**How to complete this task**
Tally the lines in the data below in which the word "Paris" occurs, then give only the total.

**Exercise inputs**

'''

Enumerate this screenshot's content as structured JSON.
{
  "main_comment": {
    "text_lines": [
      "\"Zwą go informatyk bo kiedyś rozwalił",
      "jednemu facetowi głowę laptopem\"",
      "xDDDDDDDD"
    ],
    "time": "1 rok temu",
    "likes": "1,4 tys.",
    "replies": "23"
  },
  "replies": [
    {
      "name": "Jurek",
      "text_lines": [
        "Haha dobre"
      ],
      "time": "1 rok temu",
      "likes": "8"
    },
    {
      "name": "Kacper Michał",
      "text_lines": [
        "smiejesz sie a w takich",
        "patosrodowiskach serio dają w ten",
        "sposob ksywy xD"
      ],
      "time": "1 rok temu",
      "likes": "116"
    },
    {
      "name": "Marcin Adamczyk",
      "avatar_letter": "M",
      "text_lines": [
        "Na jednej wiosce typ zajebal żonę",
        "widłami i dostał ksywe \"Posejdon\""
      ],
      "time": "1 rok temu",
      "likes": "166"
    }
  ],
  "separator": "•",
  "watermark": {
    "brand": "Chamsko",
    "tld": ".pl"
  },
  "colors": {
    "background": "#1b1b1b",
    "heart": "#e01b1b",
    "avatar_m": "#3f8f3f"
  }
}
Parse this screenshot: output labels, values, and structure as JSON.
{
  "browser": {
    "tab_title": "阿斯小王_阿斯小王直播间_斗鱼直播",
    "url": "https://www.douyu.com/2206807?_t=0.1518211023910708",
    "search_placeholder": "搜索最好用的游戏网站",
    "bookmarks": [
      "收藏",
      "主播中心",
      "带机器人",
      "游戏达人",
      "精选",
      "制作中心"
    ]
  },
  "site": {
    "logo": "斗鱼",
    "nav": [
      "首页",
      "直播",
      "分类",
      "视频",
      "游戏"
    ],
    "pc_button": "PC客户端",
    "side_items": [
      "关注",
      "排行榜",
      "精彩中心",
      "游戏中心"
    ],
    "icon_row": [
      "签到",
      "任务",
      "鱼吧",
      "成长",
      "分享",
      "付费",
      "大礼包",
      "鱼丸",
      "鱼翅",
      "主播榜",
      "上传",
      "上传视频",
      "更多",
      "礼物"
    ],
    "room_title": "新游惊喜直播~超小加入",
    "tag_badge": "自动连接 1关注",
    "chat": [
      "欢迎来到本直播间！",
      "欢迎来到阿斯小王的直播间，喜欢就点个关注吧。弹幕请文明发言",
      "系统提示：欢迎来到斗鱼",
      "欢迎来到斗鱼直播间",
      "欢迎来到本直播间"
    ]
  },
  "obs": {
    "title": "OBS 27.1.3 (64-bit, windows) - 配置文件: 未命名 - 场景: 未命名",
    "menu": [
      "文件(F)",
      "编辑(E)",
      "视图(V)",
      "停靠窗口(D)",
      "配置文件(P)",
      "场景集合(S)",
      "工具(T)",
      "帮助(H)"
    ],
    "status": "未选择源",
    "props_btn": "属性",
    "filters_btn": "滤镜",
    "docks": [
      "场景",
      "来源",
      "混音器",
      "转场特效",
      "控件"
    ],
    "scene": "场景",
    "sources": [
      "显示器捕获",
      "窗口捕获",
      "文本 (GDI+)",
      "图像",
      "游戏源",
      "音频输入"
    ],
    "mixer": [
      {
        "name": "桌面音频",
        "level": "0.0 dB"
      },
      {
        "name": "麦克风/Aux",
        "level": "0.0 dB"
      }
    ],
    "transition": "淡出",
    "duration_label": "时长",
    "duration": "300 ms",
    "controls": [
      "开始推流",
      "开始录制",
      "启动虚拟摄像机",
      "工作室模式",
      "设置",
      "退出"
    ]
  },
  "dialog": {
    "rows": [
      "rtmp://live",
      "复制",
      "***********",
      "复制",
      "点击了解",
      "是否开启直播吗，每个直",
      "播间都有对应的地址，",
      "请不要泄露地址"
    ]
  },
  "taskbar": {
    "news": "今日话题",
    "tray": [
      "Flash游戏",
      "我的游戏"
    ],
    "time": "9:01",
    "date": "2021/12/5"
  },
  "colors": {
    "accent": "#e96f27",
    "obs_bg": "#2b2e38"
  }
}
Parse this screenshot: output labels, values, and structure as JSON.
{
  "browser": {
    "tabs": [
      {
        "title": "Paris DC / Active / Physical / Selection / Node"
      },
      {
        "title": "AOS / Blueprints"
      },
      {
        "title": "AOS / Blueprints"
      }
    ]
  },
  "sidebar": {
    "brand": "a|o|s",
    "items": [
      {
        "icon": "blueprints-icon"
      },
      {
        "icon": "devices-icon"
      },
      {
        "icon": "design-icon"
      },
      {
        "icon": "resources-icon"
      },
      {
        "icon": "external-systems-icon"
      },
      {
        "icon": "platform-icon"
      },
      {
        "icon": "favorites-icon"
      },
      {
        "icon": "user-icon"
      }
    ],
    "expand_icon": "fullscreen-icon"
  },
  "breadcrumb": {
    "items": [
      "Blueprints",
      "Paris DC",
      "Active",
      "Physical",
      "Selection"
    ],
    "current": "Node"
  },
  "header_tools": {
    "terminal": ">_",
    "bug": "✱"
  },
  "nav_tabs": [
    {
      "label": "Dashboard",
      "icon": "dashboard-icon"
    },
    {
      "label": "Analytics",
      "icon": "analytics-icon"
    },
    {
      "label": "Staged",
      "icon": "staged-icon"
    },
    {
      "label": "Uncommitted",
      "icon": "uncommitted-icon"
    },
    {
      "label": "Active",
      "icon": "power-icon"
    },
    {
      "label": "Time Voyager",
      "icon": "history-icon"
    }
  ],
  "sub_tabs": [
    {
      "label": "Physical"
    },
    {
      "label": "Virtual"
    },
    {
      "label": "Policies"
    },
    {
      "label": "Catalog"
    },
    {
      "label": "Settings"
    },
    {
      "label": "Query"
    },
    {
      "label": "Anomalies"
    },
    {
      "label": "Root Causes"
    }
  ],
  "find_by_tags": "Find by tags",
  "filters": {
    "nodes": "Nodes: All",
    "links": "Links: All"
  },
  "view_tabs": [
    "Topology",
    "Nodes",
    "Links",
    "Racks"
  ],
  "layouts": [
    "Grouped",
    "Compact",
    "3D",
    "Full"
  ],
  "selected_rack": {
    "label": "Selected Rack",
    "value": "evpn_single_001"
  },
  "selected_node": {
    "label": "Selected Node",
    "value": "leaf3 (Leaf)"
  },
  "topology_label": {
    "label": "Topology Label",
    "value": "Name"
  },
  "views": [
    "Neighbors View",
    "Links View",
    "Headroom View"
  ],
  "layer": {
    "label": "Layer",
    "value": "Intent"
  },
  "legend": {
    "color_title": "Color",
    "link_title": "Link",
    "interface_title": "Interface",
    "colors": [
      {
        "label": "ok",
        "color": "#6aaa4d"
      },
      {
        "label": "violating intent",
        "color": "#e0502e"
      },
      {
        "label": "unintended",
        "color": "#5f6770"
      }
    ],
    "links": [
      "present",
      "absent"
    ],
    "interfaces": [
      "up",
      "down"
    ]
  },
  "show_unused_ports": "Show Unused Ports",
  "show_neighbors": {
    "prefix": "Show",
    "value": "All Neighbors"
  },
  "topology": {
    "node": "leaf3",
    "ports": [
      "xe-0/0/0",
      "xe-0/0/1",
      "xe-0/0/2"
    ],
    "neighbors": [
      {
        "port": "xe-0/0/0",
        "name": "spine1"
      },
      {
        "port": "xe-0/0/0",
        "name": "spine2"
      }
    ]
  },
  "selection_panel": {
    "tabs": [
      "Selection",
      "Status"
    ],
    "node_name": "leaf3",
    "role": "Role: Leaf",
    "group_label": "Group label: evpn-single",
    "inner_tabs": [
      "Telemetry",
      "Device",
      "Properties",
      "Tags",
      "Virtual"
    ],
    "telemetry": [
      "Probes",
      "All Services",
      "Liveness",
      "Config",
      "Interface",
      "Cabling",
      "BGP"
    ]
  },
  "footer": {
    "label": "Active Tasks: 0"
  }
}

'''

**Reply**
2